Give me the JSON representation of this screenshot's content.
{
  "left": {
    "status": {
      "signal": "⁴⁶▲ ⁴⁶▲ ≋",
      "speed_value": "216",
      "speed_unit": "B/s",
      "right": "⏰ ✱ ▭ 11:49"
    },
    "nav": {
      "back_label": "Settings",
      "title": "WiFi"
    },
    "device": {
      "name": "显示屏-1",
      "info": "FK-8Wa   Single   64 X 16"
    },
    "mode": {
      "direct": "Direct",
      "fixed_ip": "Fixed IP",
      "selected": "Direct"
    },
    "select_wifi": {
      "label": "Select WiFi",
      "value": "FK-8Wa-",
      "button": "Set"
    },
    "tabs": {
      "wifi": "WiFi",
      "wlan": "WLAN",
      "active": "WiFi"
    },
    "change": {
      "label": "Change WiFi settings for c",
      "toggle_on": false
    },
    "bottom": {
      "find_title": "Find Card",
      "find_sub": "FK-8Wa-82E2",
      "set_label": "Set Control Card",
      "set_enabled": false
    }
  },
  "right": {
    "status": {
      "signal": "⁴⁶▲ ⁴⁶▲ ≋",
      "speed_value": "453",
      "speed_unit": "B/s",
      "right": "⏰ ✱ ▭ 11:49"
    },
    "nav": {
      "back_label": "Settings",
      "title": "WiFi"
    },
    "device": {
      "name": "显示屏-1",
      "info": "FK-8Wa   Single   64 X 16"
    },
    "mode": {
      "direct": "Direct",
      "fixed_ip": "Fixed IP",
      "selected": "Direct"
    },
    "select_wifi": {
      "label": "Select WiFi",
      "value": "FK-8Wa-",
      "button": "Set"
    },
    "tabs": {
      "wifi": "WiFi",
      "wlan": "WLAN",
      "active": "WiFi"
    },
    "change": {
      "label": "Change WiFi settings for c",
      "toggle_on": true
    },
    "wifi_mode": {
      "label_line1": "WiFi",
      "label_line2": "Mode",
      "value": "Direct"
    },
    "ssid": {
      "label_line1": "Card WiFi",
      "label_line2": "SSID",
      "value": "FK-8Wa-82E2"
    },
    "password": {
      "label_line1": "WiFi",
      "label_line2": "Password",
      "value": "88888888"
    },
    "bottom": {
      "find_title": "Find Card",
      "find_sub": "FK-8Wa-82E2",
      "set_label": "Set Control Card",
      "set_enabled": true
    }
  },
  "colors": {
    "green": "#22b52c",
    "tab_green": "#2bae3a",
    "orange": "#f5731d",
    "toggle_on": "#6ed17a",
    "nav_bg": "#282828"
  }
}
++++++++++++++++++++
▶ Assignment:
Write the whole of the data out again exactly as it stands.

▶ Solution:
Give me the JSON representation of this screenshot's content.
{
  "left": {
    "status": {
      "signal": "⁴⁶▲ ⁴⁶▲ ≋",
      "speed_value": "216",
      "speed_unit": "B/s",
      "right": "⏰ ✱ ▭ 11:49"
    },
    "nav": {
      "back_label": "Settings",
      "title": "WiFi"
    },
    "device": {
      "name": "显示屏-1",
      "info": "FK-8Wa   Single   64 X 16"
    },
    "mode": {
      "direct": "Direct",
      "fixed_ip": "Fixed IP",
      "selected": "Direct"
    },
    "select_wifi": {
      "label": "Select WiFi",
      "value": "FK-8Wa-",
      "button": "Set"
    },
    "tabs": {
      "wifi": "WiFi",
      "wlan": "WLAN",
      "active": "WiFi"
    },
    "change": {
      "label": "Change WiFi settings for c",
      "toggle_on": false
    },
    "bottom": {
      "find_title": "Find Card",
      "find_sub": "FK-8Wa-82E2",
      "set_label": "Set Control Card",
      "set_enabled": false
    }
  },
  "right": {
    "status": {
      "signal": "⁴⁶▲ ⁴⁶▲ ≋",
      "speed_value": "453",
      "speed_unit": "B/s",
      "right": "⏰ ✱ ▭ 11:49"
    },
    "nav": {
      "back_label": "Settings",
      "title": "WiFi"
    },
    "device": {
      "name": "显示屏-1",
      "info": "FK-8Wa   Single   64 X 16"
    },
    "mode": {
      "direct": "Direct",
      "fixed_ip": "Fixed IP",
      "selected": "Direct"
    },
    "select_wifi": {
      "label": "Select WiFi",
      "value": "FK-8Wa-",
      "button": "Set"
    },
    "tabs": {
      "wifi": "WiFi",
      "wlan": "WLAN",
      "active": "WiFi"
    },
    "change": {
      "label": "Change WiFi settings for c",
      "toggle_on": true
    },
    "wifi_mode": {
      "label_line1": "WiFi",
      "label_line2": "Mode",
      "value": "Direct"
    },
    "ssid": {
      "label_line1": "Card WiFi",
      "label_line2": "SSID",
      "value": "FK-8Wa-82E2"
    },
    "password": {
      "label_line1": "WiFi",
      "label_line2": "Password",
      "value": "88888888"
    },
    "bottom": {
      "find_title": "Find Card",
      "find_sub": "FK-8Wa-82E2",
      "set_label": "Set Control Card",
      "set_enabled": true
    }
  },
  "colors": {
    "green": "#22b52c",
    "tab_green": "#2bae3a",
    "orange": "#f5731d",
    "toggle_on": "#6ed17a",
    "nav_bg": "#282828"
  }
}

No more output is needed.